Rated: R for language, drug content and some violence. Reviewed by: Jim Release date: December 25, 2017 Released by: STX Entertainment
Slick entertainment from Aaron Sorkin (in his directorial debut) with some unexpected visual flair mainly excels because of what acclaimed alluring actress Jessica Chastain (The Zookeeper's Wife, Miss Sloane, Zero Dark Thirty, Help, just to name a few of her numerous credits) brings to the table. Playing the driven, scheming, as well as self-centered eponymous woman with grit, profiting from her own experiences will certainly put her in drastic territory.
Sorkin's screenplay in Molly's Game isn't his most stellar (if you consider Steve Jobs and The Social Network) and may hold only the interest of upscale or more discerning audiences.
But, the sprawling, if erudite verbosity drawn from Molly Bloom's memoir with a cumbersome subtitle From Hollywood's Elite to Wall Street Billionaire Boys Club, My High-Stakes Adventure in the World of Underground Poker does flourish at times in spite of indulgent writing and effusive narration.
Back-and-forth in chronology of Ms. Bloom (whose more personal proclivities besides a drug habit aren't apparently important if the text stresses empowerment) into a new career of making money after a devastating back injury prevents her from following in the ilk of Lindsey Vonn.
Molly becomes beholden to a sordid Hollywood hustler (Jeremy Strong) who manages illegal poker activities on the side. She'll be unable to remain in L.A., but gets into exclusive high-stakes stuff in the Big Apple before an FBI sting forces her hand once arrested.
Some of the best interludes in this garrulous Game include Molly's meetings with high-priced attorney Charlie Jaffey (Idris Elba of The Mountain Between Us). Charlie cajoles her about her "clients" so a settlement with the prosecution can be reached. Her quandary is juxtaposed with her success as the "poker princess" in the rapid celebrity gaming world (with Michael Cera standing in for the likes of Tobey Maguire). A tenacity and toughness blooms from a psychologist dad (a well-suited Kevin Costner).

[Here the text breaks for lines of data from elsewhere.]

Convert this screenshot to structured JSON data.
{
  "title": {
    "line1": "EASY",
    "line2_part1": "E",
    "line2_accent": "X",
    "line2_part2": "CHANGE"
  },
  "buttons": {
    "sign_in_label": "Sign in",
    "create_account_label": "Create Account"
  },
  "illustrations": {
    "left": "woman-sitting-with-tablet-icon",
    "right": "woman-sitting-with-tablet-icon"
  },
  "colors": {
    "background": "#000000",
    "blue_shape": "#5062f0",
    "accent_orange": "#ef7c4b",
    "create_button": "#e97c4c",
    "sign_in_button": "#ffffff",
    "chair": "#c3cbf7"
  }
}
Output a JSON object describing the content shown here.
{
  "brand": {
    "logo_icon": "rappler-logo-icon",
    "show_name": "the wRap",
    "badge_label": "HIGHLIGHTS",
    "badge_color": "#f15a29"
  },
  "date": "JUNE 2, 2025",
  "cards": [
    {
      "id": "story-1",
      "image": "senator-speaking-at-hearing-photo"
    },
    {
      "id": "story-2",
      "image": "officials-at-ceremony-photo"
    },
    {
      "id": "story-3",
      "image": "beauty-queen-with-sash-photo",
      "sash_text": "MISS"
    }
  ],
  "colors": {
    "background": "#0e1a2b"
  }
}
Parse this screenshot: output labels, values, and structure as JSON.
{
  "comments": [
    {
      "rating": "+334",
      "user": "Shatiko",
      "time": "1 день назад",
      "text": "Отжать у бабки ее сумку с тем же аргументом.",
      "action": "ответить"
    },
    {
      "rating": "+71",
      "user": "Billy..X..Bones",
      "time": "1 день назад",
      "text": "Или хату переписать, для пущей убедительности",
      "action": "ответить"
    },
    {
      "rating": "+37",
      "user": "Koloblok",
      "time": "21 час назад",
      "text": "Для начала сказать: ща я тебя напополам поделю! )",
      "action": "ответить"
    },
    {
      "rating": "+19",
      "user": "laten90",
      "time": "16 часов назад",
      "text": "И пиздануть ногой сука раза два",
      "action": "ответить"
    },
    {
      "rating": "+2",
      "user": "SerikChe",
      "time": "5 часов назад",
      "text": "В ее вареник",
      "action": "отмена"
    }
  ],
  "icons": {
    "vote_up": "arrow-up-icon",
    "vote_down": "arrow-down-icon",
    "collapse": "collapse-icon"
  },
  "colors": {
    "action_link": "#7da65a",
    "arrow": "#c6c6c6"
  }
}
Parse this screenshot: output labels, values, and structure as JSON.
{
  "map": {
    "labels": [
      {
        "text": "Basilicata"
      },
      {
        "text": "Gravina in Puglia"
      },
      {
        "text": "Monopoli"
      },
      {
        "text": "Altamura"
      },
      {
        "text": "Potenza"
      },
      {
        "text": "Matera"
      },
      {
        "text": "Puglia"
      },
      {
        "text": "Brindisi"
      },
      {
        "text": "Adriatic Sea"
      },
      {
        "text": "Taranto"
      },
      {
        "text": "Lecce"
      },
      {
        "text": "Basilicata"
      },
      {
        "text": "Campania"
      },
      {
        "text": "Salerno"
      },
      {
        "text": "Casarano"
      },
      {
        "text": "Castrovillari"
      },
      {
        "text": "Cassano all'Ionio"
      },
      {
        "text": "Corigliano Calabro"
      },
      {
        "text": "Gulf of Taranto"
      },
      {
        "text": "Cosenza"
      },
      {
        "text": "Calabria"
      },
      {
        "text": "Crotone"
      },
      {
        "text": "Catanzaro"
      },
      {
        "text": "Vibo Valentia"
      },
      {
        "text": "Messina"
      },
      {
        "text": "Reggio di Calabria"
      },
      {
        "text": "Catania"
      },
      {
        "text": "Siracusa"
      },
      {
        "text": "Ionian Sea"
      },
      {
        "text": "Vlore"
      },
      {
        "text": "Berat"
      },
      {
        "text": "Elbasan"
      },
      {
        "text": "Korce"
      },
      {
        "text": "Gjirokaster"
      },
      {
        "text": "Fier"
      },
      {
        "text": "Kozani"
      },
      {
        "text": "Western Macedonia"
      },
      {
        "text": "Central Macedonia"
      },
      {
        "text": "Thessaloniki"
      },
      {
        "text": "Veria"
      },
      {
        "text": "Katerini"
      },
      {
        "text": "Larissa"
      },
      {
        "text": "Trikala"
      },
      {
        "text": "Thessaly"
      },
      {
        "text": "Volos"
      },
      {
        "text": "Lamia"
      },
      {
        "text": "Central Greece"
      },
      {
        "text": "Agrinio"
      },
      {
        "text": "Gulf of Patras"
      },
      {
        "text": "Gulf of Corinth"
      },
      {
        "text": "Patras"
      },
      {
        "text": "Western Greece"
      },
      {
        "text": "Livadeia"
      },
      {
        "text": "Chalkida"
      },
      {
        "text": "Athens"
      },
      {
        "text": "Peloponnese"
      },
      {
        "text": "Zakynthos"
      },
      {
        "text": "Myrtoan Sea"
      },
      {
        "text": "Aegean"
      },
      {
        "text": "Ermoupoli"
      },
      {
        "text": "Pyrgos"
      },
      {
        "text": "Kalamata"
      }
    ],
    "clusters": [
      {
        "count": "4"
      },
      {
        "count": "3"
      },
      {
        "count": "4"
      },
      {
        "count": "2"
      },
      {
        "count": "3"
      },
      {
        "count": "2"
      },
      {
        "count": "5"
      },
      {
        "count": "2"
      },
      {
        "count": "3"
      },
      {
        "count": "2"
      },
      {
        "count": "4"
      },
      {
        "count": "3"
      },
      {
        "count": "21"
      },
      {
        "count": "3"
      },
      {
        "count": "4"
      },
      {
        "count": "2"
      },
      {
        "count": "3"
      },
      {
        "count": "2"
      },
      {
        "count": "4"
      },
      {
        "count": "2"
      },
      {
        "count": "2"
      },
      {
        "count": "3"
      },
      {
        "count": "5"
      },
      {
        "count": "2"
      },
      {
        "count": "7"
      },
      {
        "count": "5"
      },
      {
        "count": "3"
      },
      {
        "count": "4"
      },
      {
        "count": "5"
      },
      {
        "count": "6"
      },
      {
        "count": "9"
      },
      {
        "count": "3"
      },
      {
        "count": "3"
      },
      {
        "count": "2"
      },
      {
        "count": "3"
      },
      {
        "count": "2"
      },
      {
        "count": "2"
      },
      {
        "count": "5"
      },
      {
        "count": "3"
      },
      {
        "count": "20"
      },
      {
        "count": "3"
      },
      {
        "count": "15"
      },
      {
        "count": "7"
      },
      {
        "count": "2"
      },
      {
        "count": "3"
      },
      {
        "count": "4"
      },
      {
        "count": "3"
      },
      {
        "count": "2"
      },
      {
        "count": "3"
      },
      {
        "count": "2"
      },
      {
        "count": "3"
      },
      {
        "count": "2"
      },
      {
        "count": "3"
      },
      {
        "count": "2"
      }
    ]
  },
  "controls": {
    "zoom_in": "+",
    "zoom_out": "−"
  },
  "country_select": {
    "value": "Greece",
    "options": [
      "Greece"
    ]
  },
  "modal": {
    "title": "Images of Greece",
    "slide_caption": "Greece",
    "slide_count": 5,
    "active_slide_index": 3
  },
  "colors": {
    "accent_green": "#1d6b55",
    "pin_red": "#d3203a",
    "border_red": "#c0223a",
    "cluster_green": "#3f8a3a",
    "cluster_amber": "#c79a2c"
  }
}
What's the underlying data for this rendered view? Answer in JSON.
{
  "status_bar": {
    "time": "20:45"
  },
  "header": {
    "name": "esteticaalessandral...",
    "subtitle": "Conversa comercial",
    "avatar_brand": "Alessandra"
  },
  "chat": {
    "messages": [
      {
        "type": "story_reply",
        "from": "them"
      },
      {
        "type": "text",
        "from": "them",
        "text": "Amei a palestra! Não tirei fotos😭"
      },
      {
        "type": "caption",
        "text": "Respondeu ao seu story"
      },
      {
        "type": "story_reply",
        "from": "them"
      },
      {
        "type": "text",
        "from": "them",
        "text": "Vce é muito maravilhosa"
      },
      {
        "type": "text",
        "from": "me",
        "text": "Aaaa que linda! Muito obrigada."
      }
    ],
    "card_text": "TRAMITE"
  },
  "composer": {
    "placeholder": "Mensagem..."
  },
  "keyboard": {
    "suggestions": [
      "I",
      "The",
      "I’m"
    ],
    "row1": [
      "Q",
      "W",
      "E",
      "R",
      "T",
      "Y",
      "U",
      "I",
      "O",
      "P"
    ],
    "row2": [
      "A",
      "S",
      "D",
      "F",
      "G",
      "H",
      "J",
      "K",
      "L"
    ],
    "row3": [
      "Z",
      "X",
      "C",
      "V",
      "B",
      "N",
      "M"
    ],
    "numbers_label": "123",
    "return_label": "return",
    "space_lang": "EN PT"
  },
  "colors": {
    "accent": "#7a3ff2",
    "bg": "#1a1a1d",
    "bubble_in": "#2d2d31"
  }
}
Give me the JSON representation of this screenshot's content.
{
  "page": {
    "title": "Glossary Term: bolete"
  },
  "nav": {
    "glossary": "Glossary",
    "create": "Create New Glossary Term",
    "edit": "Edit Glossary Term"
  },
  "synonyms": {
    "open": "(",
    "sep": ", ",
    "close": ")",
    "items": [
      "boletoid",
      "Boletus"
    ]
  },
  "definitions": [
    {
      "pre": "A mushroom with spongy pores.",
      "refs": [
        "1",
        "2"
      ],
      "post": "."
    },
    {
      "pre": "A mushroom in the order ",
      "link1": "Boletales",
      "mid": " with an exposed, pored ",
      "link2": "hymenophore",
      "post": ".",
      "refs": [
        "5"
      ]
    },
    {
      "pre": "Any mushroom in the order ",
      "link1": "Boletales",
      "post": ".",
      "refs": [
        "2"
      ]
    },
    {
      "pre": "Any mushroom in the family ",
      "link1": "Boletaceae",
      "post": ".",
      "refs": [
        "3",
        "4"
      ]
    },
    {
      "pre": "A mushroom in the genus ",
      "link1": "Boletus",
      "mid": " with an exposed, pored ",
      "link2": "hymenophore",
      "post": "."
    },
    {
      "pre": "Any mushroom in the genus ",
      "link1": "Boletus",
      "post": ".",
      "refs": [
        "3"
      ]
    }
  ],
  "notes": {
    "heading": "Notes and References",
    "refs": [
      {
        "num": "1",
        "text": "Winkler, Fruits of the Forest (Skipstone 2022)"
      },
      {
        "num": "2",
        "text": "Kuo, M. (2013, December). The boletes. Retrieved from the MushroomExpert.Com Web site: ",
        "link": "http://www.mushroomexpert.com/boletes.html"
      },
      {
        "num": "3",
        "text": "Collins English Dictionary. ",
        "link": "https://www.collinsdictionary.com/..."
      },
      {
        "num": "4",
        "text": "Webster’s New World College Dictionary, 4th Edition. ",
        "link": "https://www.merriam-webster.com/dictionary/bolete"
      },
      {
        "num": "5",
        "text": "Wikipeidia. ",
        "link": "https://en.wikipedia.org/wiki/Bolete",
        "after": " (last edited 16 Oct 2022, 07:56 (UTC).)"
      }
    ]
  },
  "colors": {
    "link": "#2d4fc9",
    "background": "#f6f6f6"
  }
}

Even if Sorkin doesn't play his cards that adeptly which limits the extent to which Chastain's committed effort can really scale emotional truths this biopic doesn't really sell out on its intriguing (if not so thoroughly examined) subject as overpowering and unmanageable as it appears on the silver screen.